It's hard to look at military spending without wondering what's behind the scenes.. For instance, in this month's issue of Popular Science, we investigate what exactly the Pentagon is getting for the $58 billion it has dropped on classified assassination weapons.
A peek in our archives revealed that Popular Science has a long history of investigating top-secret operations. We didn't hesitate to publish an expose on "loony gas" warfare in 1960, nor did we refrain from sending one of our reporters into Groom Lake's unofficial airfield.
Not since the end of the Cold War has the Pentagon spent so much to develop and deploy secret weapons. But now military researchers have turned their attention from mass destruction to a far more precise challenge: finding, tracking, and killing individuals

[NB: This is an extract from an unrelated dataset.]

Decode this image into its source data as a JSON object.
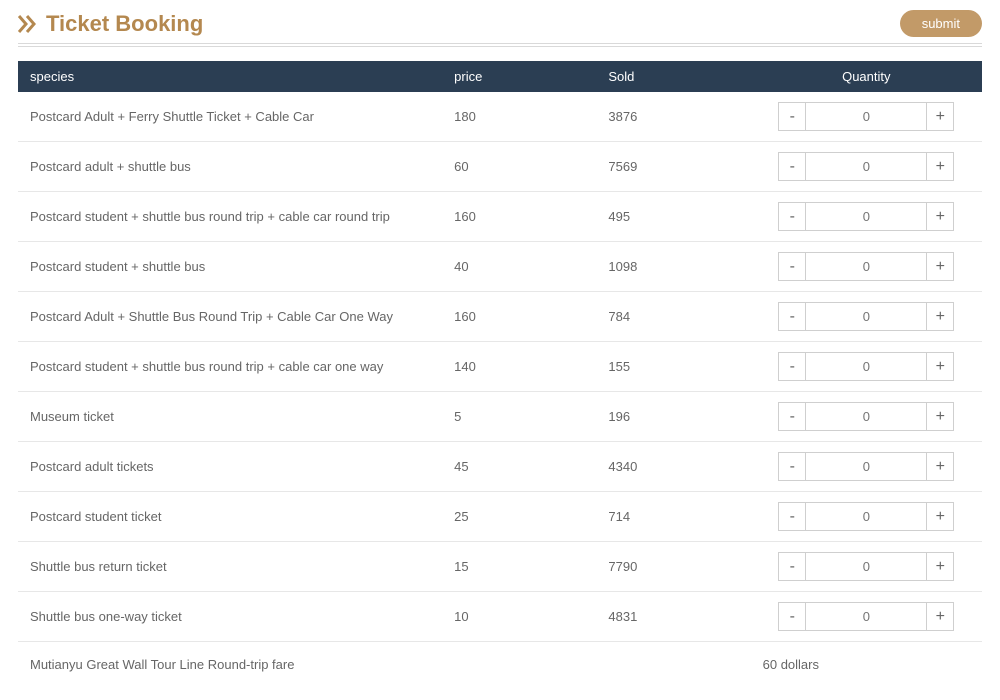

By Sharon WeinbergerPosted 09.09.2010 at 12:43 pm 66 Comments
Every year, tens of billions of Pentagon dollars go missing. The money vanishes not because of fraud, waste or abuse, but because U.S. military planners have appropriated it to secretly develop advanced weapons and fund clandestine operations. Next year, this so-called black budget will be even larger than it was in the Cold War days of1987, when the leading black-budget watchdog, the Center for Strategic and Budgetary Assessments (CSBA), began gathering reliable estimates. The current total is staggering: $58 billion—enough to pay for two complete Manhattan Projects.
The Missile Defense Agency’s Airborne Laser Test Bed (ALTB) – formerly known simply as the Airborne Laser – has endured a back-and-forth existence, at different times the darling of the MDA, at other times on the verge of catching the Pentagon or Congressional axe. But after an all-around success in February, the scales have tipped back the other way for the embattled ICBM-blaster as it failed a critical test on September 1.
When most people think "trade show," what comes to mind are harsh fluorescent lights and hollow convention halls, all filled with corporate drones (of the human variety) idly wandering through booths hyping the latest in office paper technology, stopping only to hover over bowls of stale candy and cheap swag.
The annual Association for Unmanned Vehicle Systems International (AUVSI) event in Denver, Co. is also a trade show, down to the expansive halls and harsh lights. But instead of the latest in corporate nothingness, its booths are filled with something far more interesting: the state-of-the-art in flying robots.
When it comes to precision sensing, secure battlefield communications, and global positioning systems, DARPA knows what time it is. However, a lack of coordinated clocks is a hindrance on the battlefield and elsewhere. That’s why DARPA has put its feelers out for technology that could lead to portable atomic clocks that are miniature, ruggedized versions of the massive devices that keep standardized time in laboratories around the world.
The recent WikiLeaks exposure was a huge black eye for the U.S. Department of Defense, supposedly one of the more secure state organizations we have working for us. Its impact clearly wasn’t lost on the Pentagon, whose blue sky research arm has launched a new project designed to ferret out malicious behavior on DoD networks. Named CINDER – Cyber INsiDER Threat – the project is designed not to sniff out people, but adversarial actions as they happen.
An advanced fly-by-wire system capable of landing grossly damaged unmanned aircraft—demonstrated on video saving a plane missing 80 percent of one wing—is key to solving one of unmanned flight’s biggest problems
Word spread last week that a rogue MQ-8B Fire Scout copter drone entered restricted airspace just 40 miles shy of Washington D.C. after losing contact with its operators. The revelation occurred smack in the middle of AVUSI 2010, the world's largest UAV tradeshow. And it served as a poignant reminder that all the game-changing technology on display here at the Denver Convention Center still has some innovating to do, especially when flight crews lose control of their unmanned craft.
But to lose control of a flying robot over a warzone is one thing; things get much more complicated in crowded domestic skies. One remarkable system, capable of bringing a plane missing most of one wing safely home, aims to make losing control a more palatable proposition.
In the first on-the-record, official recognition that a foreign intelligence agency infiltrated sensitive U.S. military CentCom networks in 2008, Deputy Defense Secretary William J. Lynn III has revealed the source of the attack. And it was -- drumroll please -- a flash drive. A simple flash drive inserted into a military laptop at a location in the Middle East allowed malicious code to install and conceal itself on both classified and unclassified servers, opening them to foreign control.
Inmates bringing the ruckus at Pitchess Detention Center in California will find that deputies there can bring the pain. Working as the test-bed for a National Institute of Justice experiment, the prison is testing Raytheon's Assault Intervention Device, a seven-and-a-half-foot-tall device that focuses an invisible energy ray on misbehaving inmates, causing a serious heating sensation that should bring said bad behavior to a halt.